At the White House’s request, the Justice Department is reportedly delaying release of the new rules in order to coordinate a larger review of racial profiling to include the Department of Homeland Security. Under Bush-era regulations, racial profiling rules carried exemptions not only for national security investigations but border security and immigration investigations as well.
(h/t The New York Times)
Here’s what I’m reading about this morning:
- A community is still trying to make sense of the multiple stabbing at a Pittsburgh high school.
- Hope of new signals from Flight MH370.
- How do reset and create strong passwords for all of your accounts following Heartbleed?
- Senate Republicans stand against equal pay for equal work.
- Family Dollar’s revenue falls six percent; it will close 370 stores.
- Facebook chat? There’s an app for that (that you will be forced to download separately).

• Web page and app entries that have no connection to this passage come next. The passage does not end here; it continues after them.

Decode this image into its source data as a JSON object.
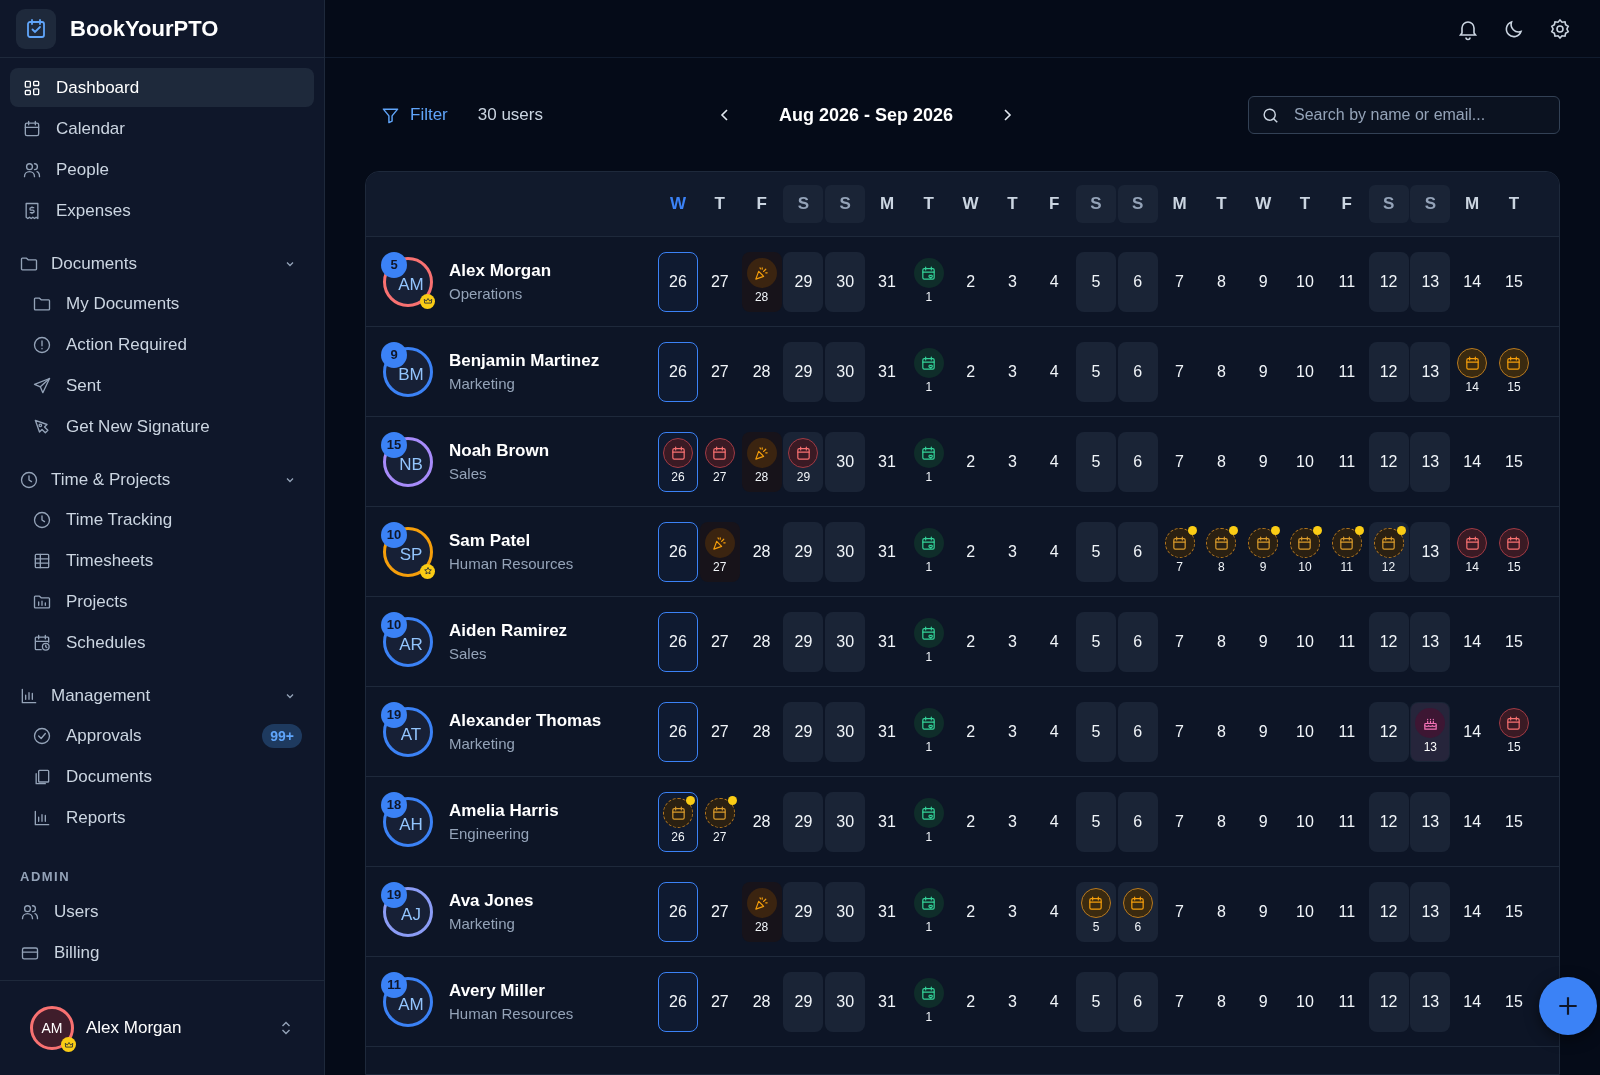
{
  "sidebar": {
    "brand": "BookYourPTO",
    "items": [
      {
        "label": "Dashboard",
        "selected": true
      },
      {
        "label": "Calendar",
        "selected": false
      },
      {
        "label": "People",
        "selected": false
      },
      {
        "label": "Expenses",
        "selected": false
      }
    ],
    "groups": [
      {
        "label": "Documents",
        "expanded": true,
        "items": [
          {
            "label": "My Documents",
            "selected": false
          },
          {
            "label": "Action Required",
            "selected": false
          },
          {
            "label": "Sent",
            "selected": false
          },
          {
            "label": "Get New Signature",
            "selected": false
          }
        ]
      },
      {
        "label": "Time & Projects",
        "expanded": true,
        "items": [
          {
            "label": "Time Tracking",
            "selected": false
          },
          {
            "label": "Timesheets",
            "selected": false
          },
          {
            "label": "Projects",
            "selected": false
          },
          {
            "label": "Schedules",
            "selected": false
          }
        ]
      },
      {
        "label": "Management",
        "expanded": true,
        "items": [
          {
            "label": "Approvals",
            "selected": false,
            "badge": "99+"
          },
          {
            "label": "Documents",
            "selected": false
          },
          {
            "label": "Reports",
            "selected": false
          }
        ]
      }
    ],
    "admin": {
      "heading": "ADMIN",
      "items": [
        {
          "label": "Users",
          "selected": false
        },
        {
          "label": "Billing",
          "selected": false
        }
      ]
    },
    "user": {
      "initials": "AM",
      "name": "Alex Morgan",
      "color": "#f87171",
      "badge": {
        "kind": "crown"
      }
    }
  },
  "toolbar": {
    "filter": "Filter",
    "count": "30 users",
    "range": "Aug 2026 - Sep 2026",
    "search": {
      "placeholder": "Search by name or email..."
    }
  },
  "calendar": {
    "columns": [
      {
        "letter": "W",
        "weekend": false,
        "today": true
      },
      {
        "letter": "T",
        "weekend": false,
        "today": false
      },
      {
        "letter": "F",
        "weekend": false,
        "today": false
      },
      {
        "letter": "S",
        "weekend": true,
        "today": false
      },
      {
        "letter": "S",
        "weekend": true,
        "today": false
      },
      {
        "letter": "M",
        "weekend": false,
        "today": false
      },
      {
        "letter": "T",
        "weekend": false,
        "today": false
      },
      {
        "letter": "W",
        "weekend": false,
        "today": false
      },
      {
        "letter": "T",
        "weekend": false,
        "today": false
      },
      {
        "letter": "F",
        "weekend": false,
        "today": false
      },
      {
        "letter": "S",
        "weekend": true,
        "today": false
      },
      {
        "letter": "S",
        "weekend": true,
        "today": false
      },
      {
        "letter": "M",
        "weekend": false,
        "today": false
      },
      {
        "letter": "T",
        "weekend": false,
        "today": false
      },
      {
        "letter": "W",
        "weekend": false,
        "today": false
      },
      {
        "letter": "T",
        "weekend": false,
        "today": false
      },
      {
        "letter": "F",
        "weekend": false,
        "today": false
      },
      {
        "letter": "S",
        "weekend": true,
        "today": false
      },
      {
        "letter": "S",
        "weekend": true,
        "today": false
      },
      {
        "letter": "M",
        "weekend": false,
        "today": false
      },
      {
        "letter": "T",
        "weekend": false,
        "today": false
      }
    ],
    "rows": [
      {
        "name": "Alex Morgan",
        "team": "Operations",
        "initials": "AM",
        "count": "5",
        "color": "#f87171",
        "badge": {
          "kind": "crown"
        },
        "days": [
          {
            "day": "26",
            "kind": "plain"
          },
          {
            "day": "27",
            "kind": "plain"
          },
          {
            "day": "28",
            "kind": "party"
          },
          {
            "day": "29",
            "kind": "plain"
          },
          {
            "day": "30",
            "kind": "plain"
          },
          {
            "day": "31",
            "kind": "plain"
          },
          {
            "day": "1",
            "kind": "holiday"
          },
          {
            "day": "2",
            "kind": "plain"
          },
          {
            "day": "3",
            "kind": "plain"
          },
          {
            "day": "4",
            "kind": "plain"
          },
          {
            "day": "5",
            "kind": "plain"
          },
          {
            "day": "6",
            "kind": "plain"
          },
          {
            "day": "7",
            "kind": "plain"
          },
          {
            "day": "8",
            "kind": "plain"
          },
          {
            "day": "9",
            "kind": "plain"
          },
          {
            "day": "10",
            "kind": "plain"
          },
          {
            "day": "11",
            "kind": "plain"
          },
          {
            "day": "12",
            "kind": "plain"
          },
          {
            "day": "13",
            "kind": "plain"
          },
          {
            "day": "14",
            "kind": "plain"
          },
          {
            "day": "15",
            "kind": "plain"
          }
        ]
      },
      {
        "name": "Benjamin Martinez",
        "team": "Marketing",
        "initials": "BM",
        "count": "9",
        "color": "#3b82f6",
        "days": [
          {
            "day": "26",
            "kind": "plain"
          },
          {
            "day": "27",
            "kind": "plain"
          },
          {
            "day": "28",
            "kind": "plain"
          },
          {
            "day": "29",
            "kind": "plain"
          },
          {
            "day": "30",
            "kind": "plain"
          },
          {
            "day": "31",
            "kind": "plain"
          },
          {
            "day": "1",
            "kind": "holiday"
          },
          {
            "day": "2",
            "kind": "plain"
          },
          {
            "day": "3",
            "kind": "plain"
          },
          {
            "day": "4",
            "kind": "plain"
          },
          {
            "day": "5",
            "kind": "plain"
          },
          {
            "day": "6",
            "kind": "plain"
          },
          {
            "day": "7",
            "kind": "plain"
          },
          {
            "day": "8",
            "kind": "plain"
          },
          {
            "day": "9",
            "kind": "plain"
          },
          {
            "day": "10",
            "kind": "plain"
          },
          {
            "day": "11",
            "kind": "plain"
          },
          {
            "day": "12",
            "kind": "plain"
          },
          {
            "day": "13",
            "kind": "plain"
          },
          {
            "day": "14",
            "kind": "vacation"
          },
          {
            "day": "15",
            "kind": "vacation"
          }
        ]
      },
      {
        "name": "Noah Brown",
        "team": "Sales",
        "initials": "NB",
        "count": "15",
        "color": "#a78bfa",
        "days": [
          {
            "day": "26",
            "kind": "leave"
          },
          {
            "day": "27",
            "kind": "leave"
          },
          {
            "day": "28",
            "kind": "party"
          },
          {
            "day": "29",
            "kind": "leave"
          },
          {
            "day": "30",
            "kind": "plain"
          },
          {
            "day": "31",
            "kind": "plain"
          },
          {
            "day": "1",
            "kind": "holiday"
          },
          {
            "day": "2",
            "kind": "plain"
          },
          {
            "day": "3",
            "kind": "plain"
          },
          {
            "day": "4",
            "kind": "plain"
          },
          {
            "day": "5",
            "kind": "plain"
          },
          {
            "day": "6",
            "kind": "plain"
          },
          {
            "day": "7",
            "kind": "plain"
          },
          {
            "day": "8",
            "kind": "plain"
          },
          {
            "day": "9",
            "kind": "plain"
          },
          {
            "day": "10",
            "kind": "plain"
          },
          {
            "day": "11",
            "kind": "plain"
          },
          {
            "day": "12",
            "kind": "plain"
          },
          {
            "day": "13",
            "kind": "plain"
          },
          {
            "day": "14",
            "kind": "plain"
          },
          {
            "day": "15",
            "kind": "plain"
          }
        ]
      },
      {
        "name": "Sam Patel",
        "team": "Human Resources",
        "initials": "SP",
        "count": "10",
        "color": "#f59e0b",
        "badge": {
          "kind": "star"
        },
        "days": [
          {
            "day": "26",
            "kind": "plain"
          },
          {
            "day": "27",
            "kind": "party"
          },
          {
            "day": "28",
            "kind": "plain"
          },
          {
            "day": "29",
            "kind": "plain"
          },
          {
            "day": "30",
            "kind": "plain"
          },
          {
            "day": "31",
            "kind": "plain"
          },
          {
            "day": "1",
            "kind": "holiday"
          },
          {
            "day": "2",
            "kind": "plain"
          },
          {
            "day": "3",
            "kind": "plain"
          },
          {
            "day": "4",
            "kind": "plain"
          },
          {
            "day": "5",
            "kind": "plain"
          },
          {
            "day": "6",
            "kind": "plain"
          },
          {
            "day": "7",
            "kind": "pending"
          },
          {
            "day": "8",
            "kind": "pending"
          },
          {
            "day": "9",
            "kind": "pending"
          },
          {
            "day": "10",
            "kind": "pending"
          },
          {
            "day": "11",
            "kind": "pending"
          },
          {
            "day": "12",
            "kind": "pending"
          },
          {
            "day": "13",
            "kind": "plain"
          },
          {
            "day": "14",
            "kind": "leave"
          },
          {
            "day": "15",
            "kind": "leave"
          }
        ]
      },
      {
        "name": "Aiden Ramirez",
        "team": "Sales",
        "initials": "AR",
        "count": "10",
        "color": "#3b82f6",
        "days": [
          {
            "day": "26",
            "kind": "plain"
          },
          {
            "day": "27",
            "kind": "plain"
          },
          {
            "day": "28",
            "kind": "plain"
          },
          {
            "day": "29",
            "kind": "plain"
          },
          {
            "day": "30",
            "kind": "plain"
          },
          {
            "day": "31",
            "kind": "plain"
          },
          {
            "day": "1",
            "kind": "holiday"
          },
          {
            "day": "2",
            "kind": "plain"
          },
          {
            "day": "3",
            "kind": "plain"
          },
          {
            "day": "4",
            "kind": "plain"
          },
          {
            "day": "5",
            "kind": "plain"
          },
          {
            "day": "6",
            "kind": "plain"
          },
          {
            "day": "7",
            "kind": "plain"
          },
          {
            "day": "8",
            "kind": "plain"
          },
          {
            "day": "9",
            "kind": "plain"
          },
          {
            "day": "10",
            "kind": "plain"
          },
          {
            "day": "11",
            "kind": "plain"
          },
          {
            "day": "12",
            "kind": "plain"
          },
          {
            "day": "13",
            "kind": "plain"
          },
          {
            "day": "14",
            "kind": "plain"
          },
          {
            "day": "15",
            "kind": "plain"
          }
        ]
      },
      {
        "name": "Alexander Thomas",
        "team": "Marketing",
        "initials": "AT",
        "count": "19",
        "color": "#3b82f6",
        "days": [
          {
            "day": "26",
            "kind": "plain"
          },
          {
            "day": "27",
            "kind": "plain"
          },
          {
            "day": "28",
            "kind": "plain"
          },
          {
            "day": "29",
            "kind": "plain"
          },
          {
            "day": "30",
            "kind": "plain"
          },
          {
            "day": "31",
            "kind": "plain"
          },
          {
            "day": "1",
            "kind": "holiday"
          },
          {
            "day": "2",
            "kind": "plain"
          },
          {
            "day": "3",
            "kind": "plain"
          },
          {
            "day": "4",
            "kind": "plain"
          },
          {
            "day": "5",
            "kind": "plain"
          },
          {
            "day": "6",
            "kind": "plain"
          },
          {
            "day": "7",
            "kind": "plain"
          },
          {
            "day": "8",
            "kind": "plain"
          },
          {
            "day": "9",
            "kind": "plain"
          },
          {
            "day": "10",
            "kind": "plain"
          },
          {
            "day": "11",
            "kind": "plain"
          },
          {
            "day": "12",
            "kind": "plain"
          },
          {
            "day": "13",
            "kind": "birthday"
          },
          {
            "day": "14",
            "kind": "plain"
          },
          {
            "day": "15",
            "kind": "leave"
          }
        ]
      },
      {
        "name": "Amelia Harris",
        "team": "Engineering",
        "initials": "AH",
        "count": "18",
        "color": "#3b82f6",
        "days": [
          {
            "day": "26",
            "kind": "pending"
          },
          {
            "day": "27",
            "kind": "pending"
          },
          {
            "day": "28",
            "kind": "plain"
          },
          {
            "day": "29",
            "kind": "plain"
          },
          {
            "day": "30",
            "kind": "plain"
          },
          {
            "day": "31",
            "kind": "plain"
          },
          {
            "day": "1",
            "kind": "holiday"
          },
          {
            "day": "2",
            "kind": "plain"
          },
          {
            "day": "3",
            "kind": "plain"
          },
          {
            "day": "4",
            "kind": "plain"
          },
          {
            "day": "5",
            "kind": "plain"
          },
          {
            "day": "6",
            "kind": "plain"
          },
          {
            "day": "7",
            "kind": "plain"
          },
          {
            "day": "8",
            "kind": "plain"
          },
          {
            "day": "9",
            "kind": "plain"
          },
          {
            "day": "10",
            "kind": "plain"
          },
          {
            "day": "11",
            "kind": "plain"
          },
          {
            "day": "12",
            "kind": "plain"
          },
          {
            "day": "13",
            "kind": "plain"
          },
          {
            "day": "14",
            "kind": "plain"
          },
          {
            "day": "15",
            "kind": "plain"
          }
        ]
      },
      {
        "name": "Ava Jones",
        "team": "Marketing",
        "initials": "AJ",
        "count": "19",
        "color": "#8b9cf5",
        "days": [
          {
            "day": "26",
            "kind": "plain"
          },
          {
            "day": "27",
            "kind": "plain"
          },
          {
            "day": "28",
            "kind": "party"
          },
          {
            "day": "29",
            "kind": "plain"
          },
          {
            "day": "30",
            "kind": "plain"
          },
          {
            "day": "31",
            "kind": "plain"
          },
          {
            "day": "1",
            "kind": "holiday"
          },
          {
            "day": "2",
            "kind": "plain"
          },
          {
            "day": "3",
            "kind": "plain"
          },
          {
            "day": "4",
            "kind": "plain"
          },
          {
            "day": "5",
            "kind": "vacation"
          },
          {
            "day": "6",
            "kind": "vacation"
          },
          {
            "day": "7",
            "kind": "plain"
          },
          {
            "day": "8",
            "kind": "plain"
          },
          {
            "day": "9",
            "kind": "plain"
          },
          {
            "day": "10",
            "kind": "plain"
          },
          {
            "day": "11",
            "kind": "plain"
          },
          {
            "day": "12",
            "kind": "plain"
          },
          {
            "day": "13",
            "kind": "plain"
          },
          {
            "day": "14",
            "kind": "plain"
          },
          {
            "day": "15",
            "kind": "plain"
          }
        ]
      },
      {
        "name": "Avery Miller",
        "team": "Human Resources",
        "initials": "AM",
        "count": "11",
        "color": "#3b82f6",
        "days": [
          {
            "day": "26",
            "kind": "plain"
          },
          {
            "day": "27",
            "kind": "plain"
          },
          {
            "day": "28",
            "kind": "plain"
          },
          {
            "day": "29",
            "kind": "plain"
          },
          {
            "day": "30",
            "kind": "plain"
          },
          {
            "day": "31",
            "kind": "plain"
          },
          {
            "day": "1",
            "kind": "holiday"
          },
          {
            "day": "2",
            "kind": "plain"
          },
          {
            "day": "3",
            "kind": "plain"
          },
          {
            "day": "4",
            "kind": "plain"
          },
          {
            "day": "5",
            "kind": "plain"
          },
          {
            "day": "6",
            "kind": "plain"
          },
          {
            "day": "7",
            "kind": "plain"
          },
          {
            "day": "8",
            "kind": "plain"
          },
          {
            "day": "9",
            "kind": "plain"
          },
          {
            "day": "10",
            "kind": "plain"
          },
          {
            "day": "11",
            "kind": "plain"
          },
          {
            "day": "12",
            "kind": "plain"
          },
          {
            "day": "13",
            "kind": "plain"
          },
          {
            "day": "14",
            "kind": "plain"
          },
          {
            "day": "15",
            "kind": "plain"
          }
        ]
      }
    ]
  }
}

- Is Hercules, the film, as good as Hercules, the gifs?
- University of Michigan’s Derrick Gordon comes out.
- New research indicates that Tamiflu may not be as effective at treating influenza as is popularly assumed.
- Jesus Christ, husband?
Even in women-dominated professions, men are paid more than their female counterparts. Women comprise 80 percent of the nation’s elementary and middle school teaching force. Their median weekly pay is $937 compared to $1,025 for men. Secretaries and administrative assistants are nearly 95 percent women; their male counterparts receive $100 more in median weekly pay. The gender pay gap according to an informative if maddening Instititute for Women’s Policy Research report, exists in all but three occupations, at every income level and widens within race and ethnic groups. And today the Senate Republicans blocked the Paycheck Fairness Act, intended to help close that gap. Happy belated National Equal Pay Day, by the way. (It was yesterday.)
It’s likely the Paycheck Fairness Act never had a real shot at clearing the Senate. The New York Times describes the bill as part of a larger Democratic strategy to appeal to low- and middle income voters during an election year. Other pillars of that strategy—increasing the federal minimum wage, extending long-term unemployment benefits—aren’t expected to pass the divided House.